- _How to complete this task_
Within the listing below, please show every line carrying the string "title".

- _Data to use_
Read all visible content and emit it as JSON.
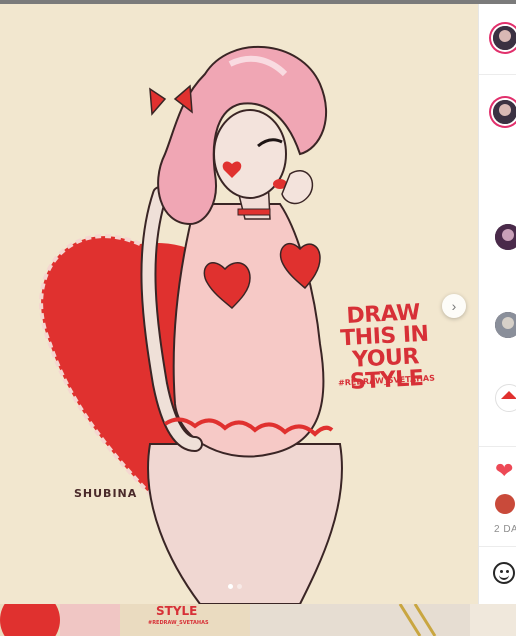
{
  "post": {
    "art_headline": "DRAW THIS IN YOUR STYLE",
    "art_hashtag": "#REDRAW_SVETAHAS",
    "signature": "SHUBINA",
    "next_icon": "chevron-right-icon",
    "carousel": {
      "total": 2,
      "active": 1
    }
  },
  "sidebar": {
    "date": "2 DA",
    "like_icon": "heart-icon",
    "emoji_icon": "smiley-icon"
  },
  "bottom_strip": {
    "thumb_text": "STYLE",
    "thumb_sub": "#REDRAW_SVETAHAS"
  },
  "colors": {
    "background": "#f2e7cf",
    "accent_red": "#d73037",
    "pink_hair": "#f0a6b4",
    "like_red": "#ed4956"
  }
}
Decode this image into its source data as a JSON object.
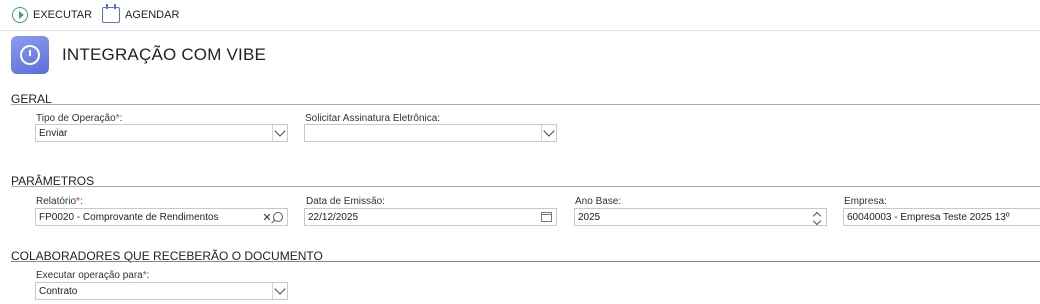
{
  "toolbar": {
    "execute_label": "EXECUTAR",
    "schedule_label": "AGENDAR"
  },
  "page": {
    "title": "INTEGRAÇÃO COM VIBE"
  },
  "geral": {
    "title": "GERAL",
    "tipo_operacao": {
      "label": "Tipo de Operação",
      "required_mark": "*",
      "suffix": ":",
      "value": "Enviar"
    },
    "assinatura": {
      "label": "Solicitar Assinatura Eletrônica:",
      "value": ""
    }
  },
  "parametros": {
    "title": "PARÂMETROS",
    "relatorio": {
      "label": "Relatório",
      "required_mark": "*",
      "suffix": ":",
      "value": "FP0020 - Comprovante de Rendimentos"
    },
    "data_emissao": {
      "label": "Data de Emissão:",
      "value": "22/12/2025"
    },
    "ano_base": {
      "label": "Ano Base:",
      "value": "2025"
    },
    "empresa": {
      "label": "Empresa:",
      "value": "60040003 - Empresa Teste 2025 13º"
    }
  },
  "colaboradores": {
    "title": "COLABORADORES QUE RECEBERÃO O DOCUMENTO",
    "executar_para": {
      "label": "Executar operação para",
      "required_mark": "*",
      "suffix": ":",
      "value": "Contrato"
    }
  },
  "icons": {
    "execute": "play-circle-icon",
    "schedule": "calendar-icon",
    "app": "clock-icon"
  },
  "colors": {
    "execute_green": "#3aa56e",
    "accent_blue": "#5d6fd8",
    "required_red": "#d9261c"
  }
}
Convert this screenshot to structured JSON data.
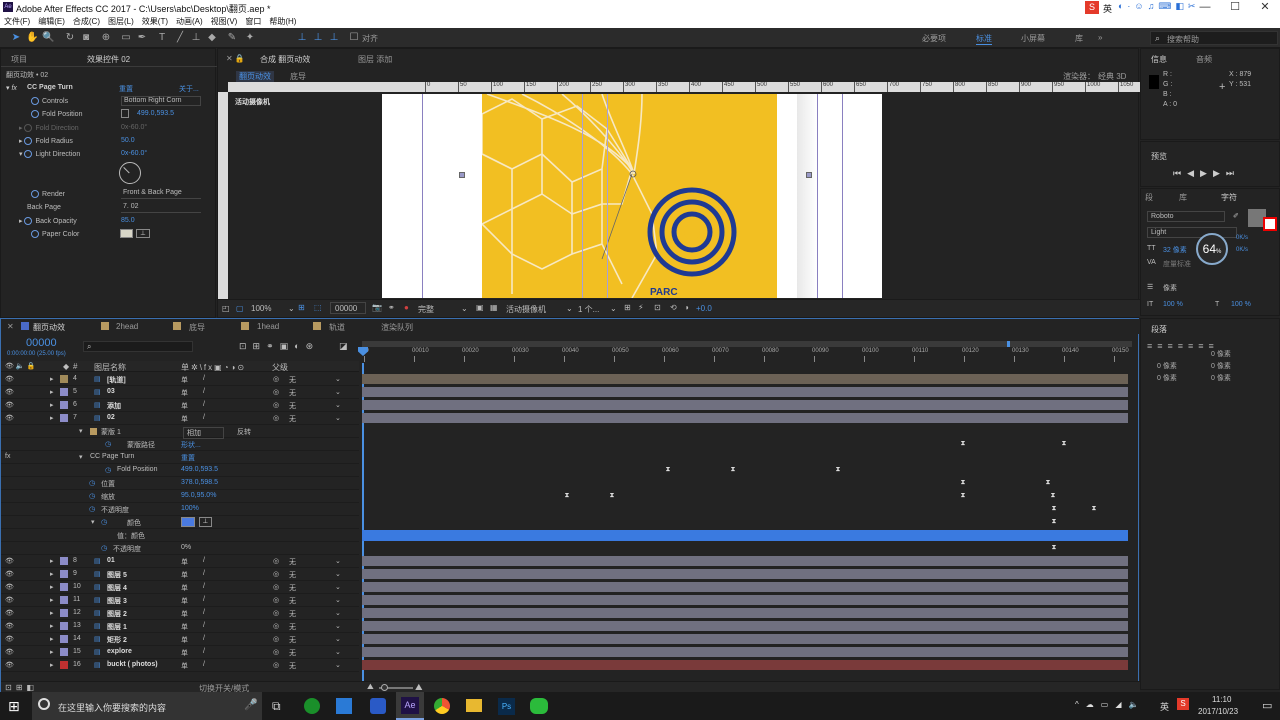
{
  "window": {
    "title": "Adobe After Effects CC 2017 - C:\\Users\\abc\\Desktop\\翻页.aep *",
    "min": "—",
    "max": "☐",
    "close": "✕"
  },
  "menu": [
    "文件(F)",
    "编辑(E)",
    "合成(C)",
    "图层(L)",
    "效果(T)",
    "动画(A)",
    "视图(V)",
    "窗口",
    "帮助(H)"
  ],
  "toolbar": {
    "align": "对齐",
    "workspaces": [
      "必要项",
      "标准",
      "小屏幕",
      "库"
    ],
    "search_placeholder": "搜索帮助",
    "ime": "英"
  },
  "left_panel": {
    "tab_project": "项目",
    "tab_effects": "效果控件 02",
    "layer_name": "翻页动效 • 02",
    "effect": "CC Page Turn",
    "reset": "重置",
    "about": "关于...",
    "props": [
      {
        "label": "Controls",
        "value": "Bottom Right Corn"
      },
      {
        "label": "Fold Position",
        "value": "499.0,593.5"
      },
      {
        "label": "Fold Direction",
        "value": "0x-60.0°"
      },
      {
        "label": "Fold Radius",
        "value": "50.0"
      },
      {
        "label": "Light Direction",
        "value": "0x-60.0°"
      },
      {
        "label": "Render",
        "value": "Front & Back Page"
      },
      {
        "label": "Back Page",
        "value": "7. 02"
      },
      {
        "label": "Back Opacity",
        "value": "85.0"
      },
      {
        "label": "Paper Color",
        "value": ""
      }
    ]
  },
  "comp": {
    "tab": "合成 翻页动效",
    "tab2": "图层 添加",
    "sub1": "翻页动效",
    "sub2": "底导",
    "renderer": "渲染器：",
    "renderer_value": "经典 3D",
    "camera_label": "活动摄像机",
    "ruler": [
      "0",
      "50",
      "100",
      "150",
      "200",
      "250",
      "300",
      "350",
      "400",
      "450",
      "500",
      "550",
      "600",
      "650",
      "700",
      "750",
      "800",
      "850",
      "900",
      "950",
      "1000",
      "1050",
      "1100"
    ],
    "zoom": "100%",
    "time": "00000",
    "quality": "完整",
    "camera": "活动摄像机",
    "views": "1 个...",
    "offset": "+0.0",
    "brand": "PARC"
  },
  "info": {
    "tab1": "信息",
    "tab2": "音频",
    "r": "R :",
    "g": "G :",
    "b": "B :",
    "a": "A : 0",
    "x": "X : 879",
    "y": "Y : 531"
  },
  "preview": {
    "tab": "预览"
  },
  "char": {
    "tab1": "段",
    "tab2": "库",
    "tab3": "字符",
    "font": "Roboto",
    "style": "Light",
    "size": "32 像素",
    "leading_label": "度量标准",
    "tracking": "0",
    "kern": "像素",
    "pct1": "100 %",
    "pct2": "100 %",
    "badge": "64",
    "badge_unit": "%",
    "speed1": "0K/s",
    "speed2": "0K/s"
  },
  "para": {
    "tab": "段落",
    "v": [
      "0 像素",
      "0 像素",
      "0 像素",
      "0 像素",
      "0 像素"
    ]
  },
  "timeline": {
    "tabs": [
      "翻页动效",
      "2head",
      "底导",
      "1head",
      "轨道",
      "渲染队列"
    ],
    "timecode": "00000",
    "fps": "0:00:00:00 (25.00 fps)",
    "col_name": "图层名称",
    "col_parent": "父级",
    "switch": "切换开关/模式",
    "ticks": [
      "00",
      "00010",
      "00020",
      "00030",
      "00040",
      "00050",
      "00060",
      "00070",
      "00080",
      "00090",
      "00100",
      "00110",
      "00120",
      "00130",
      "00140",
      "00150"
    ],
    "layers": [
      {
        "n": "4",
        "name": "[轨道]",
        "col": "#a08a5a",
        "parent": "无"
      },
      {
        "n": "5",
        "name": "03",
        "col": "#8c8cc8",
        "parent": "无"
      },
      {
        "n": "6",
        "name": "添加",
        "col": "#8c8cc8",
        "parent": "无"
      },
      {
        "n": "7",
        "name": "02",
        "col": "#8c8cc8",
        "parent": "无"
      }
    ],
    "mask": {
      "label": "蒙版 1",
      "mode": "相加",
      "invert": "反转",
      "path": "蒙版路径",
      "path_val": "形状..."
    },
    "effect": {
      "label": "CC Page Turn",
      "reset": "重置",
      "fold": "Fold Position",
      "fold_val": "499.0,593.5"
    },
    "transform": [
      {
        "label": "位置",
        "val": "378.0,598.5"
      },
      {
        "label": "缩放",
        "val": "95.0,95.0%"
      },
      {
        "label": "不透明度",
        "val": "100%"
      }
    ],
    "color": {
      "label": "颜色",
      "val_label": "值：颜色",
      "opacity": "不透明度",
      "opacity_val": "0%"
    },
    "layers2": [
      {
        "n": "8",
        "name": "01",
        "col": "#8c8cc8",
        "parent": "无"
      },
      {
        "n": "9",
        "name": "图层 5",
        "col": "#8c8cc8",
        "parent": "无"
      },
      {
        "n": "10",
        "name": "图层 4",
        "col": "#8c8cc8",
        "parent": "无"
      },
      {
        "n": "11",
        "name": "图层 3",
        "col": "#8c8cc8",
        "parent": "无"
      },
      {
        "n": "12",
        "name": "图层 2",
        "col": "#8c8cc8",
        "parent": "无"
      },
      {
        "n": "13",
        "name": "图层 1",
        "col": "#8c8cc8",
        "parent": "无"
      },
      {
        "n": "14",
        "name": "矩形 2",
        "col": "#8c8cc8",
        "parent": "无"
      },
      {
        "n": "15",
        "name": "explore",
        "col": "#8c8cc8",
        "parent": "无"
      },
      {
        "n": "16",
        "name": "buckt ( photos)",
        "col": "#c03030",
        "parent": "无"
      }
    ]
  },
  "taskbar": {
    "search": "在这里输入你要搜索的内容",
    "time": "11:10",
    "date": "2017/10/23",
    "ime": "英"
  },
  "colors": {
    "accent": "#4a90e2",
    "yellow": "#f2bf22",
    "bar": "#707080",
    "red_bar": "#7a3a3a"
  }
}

- _Result of this exercise_
    "title": "INTEGRAÇÃO COM VIBE"
    "title": "GERAL",
    "title": "PARÂMETROS",
    "title": "COLABORADORES QUE RECEBERÃO O DOCUMENTO",
    "title": "Adobe After Effects CC 2017 - C:\\Users\\abc\\Desktop\\翻页.aep *",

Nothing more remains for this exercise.